EXERCISE REQUIREMENTS
Copy out each line in the listing below where the word "beanName" appears.

INPUT DATA
■ ■ ■

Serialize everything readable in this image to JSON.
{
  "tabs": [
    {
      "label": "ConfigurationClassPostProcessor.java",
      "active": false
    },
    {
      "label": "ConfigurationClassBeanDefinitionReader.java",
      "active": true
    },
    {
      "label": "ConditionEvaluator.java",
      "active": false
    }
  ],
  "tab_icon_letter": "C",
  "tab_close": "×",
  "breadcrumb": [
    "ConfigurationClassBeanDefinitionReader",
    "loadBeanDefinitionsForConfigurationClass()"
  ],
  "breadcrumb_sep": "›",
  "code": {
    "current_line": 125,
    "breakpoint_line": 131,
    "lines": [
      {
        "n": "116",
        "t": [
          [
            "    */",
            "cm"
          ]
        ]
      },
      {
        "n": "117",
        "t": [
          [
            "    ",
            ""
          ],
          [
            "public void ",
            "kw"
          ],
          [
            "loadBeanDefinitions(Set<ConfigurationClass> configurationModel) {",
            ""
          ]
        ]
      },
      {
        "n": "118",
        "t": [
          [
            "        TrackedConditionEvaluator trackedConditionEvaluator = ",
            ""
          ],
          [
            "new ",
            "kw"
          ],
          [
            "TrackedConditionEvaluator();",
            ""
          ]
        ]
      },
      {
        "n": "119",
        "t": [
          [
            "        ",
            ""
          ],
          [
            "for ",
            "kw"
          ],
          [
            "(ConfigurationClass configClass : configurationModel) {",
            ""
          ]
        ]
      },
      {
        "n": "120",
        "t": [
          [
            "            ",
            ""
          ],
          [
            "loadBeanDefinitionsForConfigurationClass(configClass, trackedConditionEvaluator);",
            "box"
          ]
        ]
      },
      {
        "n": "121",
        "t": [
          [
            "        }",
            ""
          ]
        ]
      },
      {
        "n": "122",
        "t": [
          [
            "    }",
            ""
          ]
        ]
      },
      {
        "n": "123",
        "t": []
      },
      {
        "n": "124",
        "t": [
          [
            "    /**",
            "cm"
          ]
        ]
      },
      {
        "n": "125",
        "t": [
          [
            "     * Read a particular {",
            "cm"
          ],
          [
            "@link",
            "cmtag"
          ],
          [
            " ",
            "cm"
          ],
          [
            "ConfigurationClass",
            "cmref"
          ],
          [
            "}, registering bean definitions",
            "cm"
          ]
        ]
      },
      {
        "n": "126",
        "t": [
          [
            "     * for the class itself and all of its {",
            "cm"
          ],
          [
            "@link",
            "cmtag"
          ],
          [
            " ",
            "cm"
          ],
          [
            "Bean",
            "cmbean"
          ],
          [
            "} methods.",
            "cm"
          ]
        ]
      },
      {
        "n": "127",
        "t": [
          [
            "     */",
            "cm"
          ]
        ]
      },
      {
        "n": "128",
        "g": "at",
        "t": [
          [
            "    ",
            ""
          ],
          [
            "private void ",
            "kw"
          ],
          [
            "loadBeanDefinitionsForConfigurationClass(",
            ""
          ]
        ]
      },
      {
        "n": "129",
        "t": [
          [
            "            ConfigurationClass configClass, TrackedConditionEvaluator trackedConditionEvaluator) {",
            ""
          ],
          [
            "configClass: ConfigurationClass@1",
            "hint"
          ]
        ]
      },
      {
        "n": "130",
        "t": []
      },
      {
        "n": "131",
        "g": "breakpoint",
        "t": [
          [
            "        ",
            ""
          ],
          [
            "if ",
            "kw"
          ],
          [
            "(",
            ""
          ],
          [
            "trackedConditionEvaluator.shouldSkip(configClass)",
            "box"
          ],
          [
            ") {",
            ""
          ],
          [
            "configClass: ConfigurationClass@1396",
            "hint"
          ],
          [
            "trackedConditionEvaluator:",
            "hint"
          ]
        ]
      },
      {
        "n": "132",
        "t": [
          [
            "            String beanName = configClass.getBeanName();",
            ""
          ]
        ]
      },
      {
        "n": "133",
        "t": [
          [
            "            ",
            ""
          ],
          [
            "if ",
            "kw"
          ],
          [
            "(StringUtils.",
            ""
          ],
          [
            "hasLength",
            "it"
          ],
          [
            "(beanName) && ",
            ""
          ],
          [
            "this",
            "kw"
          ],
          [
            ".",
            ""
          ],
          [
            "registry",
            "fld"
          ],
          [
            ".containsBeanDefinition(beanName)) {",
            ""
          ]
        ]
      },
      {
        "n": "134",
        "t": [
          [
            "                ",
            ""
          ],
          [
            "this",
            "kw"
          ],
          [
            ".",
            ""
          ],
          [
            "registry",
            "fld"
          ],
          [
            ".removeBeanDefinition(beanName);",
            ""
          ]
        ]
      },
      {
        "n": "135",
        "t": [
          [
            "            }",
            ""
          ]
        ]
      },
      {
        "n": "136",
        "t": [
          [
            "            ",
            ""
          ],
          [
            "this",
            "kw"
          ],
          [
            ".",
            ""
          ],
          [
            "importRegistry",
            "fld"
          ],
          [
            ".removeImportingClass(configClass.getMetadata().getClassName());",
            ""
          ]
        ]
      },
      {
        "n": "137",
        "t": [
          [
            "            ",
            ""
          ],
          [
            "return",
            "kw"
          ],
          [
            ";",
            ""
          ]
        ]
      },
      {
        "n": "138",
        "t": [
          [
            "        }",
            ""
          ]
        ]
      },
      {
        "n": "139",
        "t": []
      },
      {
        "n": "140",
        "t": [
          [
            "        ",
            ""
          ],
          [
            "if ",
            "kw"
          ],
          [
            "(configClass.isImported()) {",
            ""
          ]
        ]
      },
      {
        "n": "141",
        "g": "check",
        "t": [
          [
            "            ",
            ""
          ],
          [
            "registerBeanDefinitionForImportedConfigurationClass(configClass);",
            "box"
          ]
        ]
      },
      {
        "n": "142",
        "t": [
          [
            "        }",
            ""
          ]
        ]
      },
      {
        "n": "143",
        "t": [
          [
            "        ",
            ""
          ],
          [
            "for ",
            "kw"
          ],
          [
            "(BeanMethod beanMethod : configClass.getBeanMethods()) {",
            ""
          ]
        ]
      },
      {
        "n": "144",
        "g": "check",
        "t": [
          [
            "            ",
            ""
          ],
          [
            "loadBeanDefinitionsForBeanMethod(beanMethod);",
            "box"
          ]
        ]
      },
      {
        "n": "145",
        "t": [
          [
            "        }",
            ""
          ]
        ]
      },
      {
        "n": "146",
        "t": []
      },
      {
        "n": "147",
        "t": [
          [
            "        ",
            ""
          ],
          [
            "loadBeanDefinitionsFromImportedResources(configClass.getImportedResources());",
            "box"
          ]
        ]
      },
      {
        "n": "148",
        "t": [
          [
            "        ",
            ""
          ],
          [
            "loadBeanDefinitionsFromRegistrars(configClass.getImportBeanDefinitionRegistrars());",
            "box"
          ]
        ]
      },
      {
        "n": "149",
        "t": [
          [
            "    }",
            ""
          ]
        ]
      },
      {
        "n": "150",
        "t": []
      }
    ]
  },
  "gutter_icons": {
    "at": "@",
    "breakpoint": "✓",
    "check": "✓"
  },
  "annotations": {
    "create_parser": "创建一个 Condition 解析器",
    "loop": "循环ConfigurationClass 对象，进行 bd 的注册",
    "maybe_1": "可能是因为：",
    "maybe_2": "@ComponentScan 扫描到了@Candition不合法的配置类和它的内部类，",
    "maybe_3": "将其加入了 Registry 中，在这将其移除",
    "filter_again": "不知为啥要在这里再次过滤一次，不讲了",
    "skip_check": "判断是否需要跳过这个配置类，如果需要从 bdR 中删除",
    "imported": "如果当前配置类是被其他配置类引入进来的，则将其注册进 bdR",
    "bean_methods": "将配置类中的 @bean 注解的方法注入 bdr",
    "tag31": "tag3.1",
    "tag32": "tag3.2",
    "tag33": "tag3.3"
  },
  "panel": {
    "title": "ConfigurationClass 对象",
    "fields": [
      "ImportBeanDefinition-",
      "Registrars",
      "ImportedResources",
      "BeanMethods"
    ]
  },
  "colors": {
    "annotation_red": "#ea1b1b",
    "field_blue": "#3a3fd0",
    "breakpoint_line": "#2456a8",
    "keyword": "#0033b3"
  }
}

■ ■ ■

EXERCISE RESULT
            "            String beanName = configClass.getBeanName();",
            "(beanName) && ",
            ".containsBeanDefinition(beanName)) {",
            ".removeBeanDefinition(beanName);",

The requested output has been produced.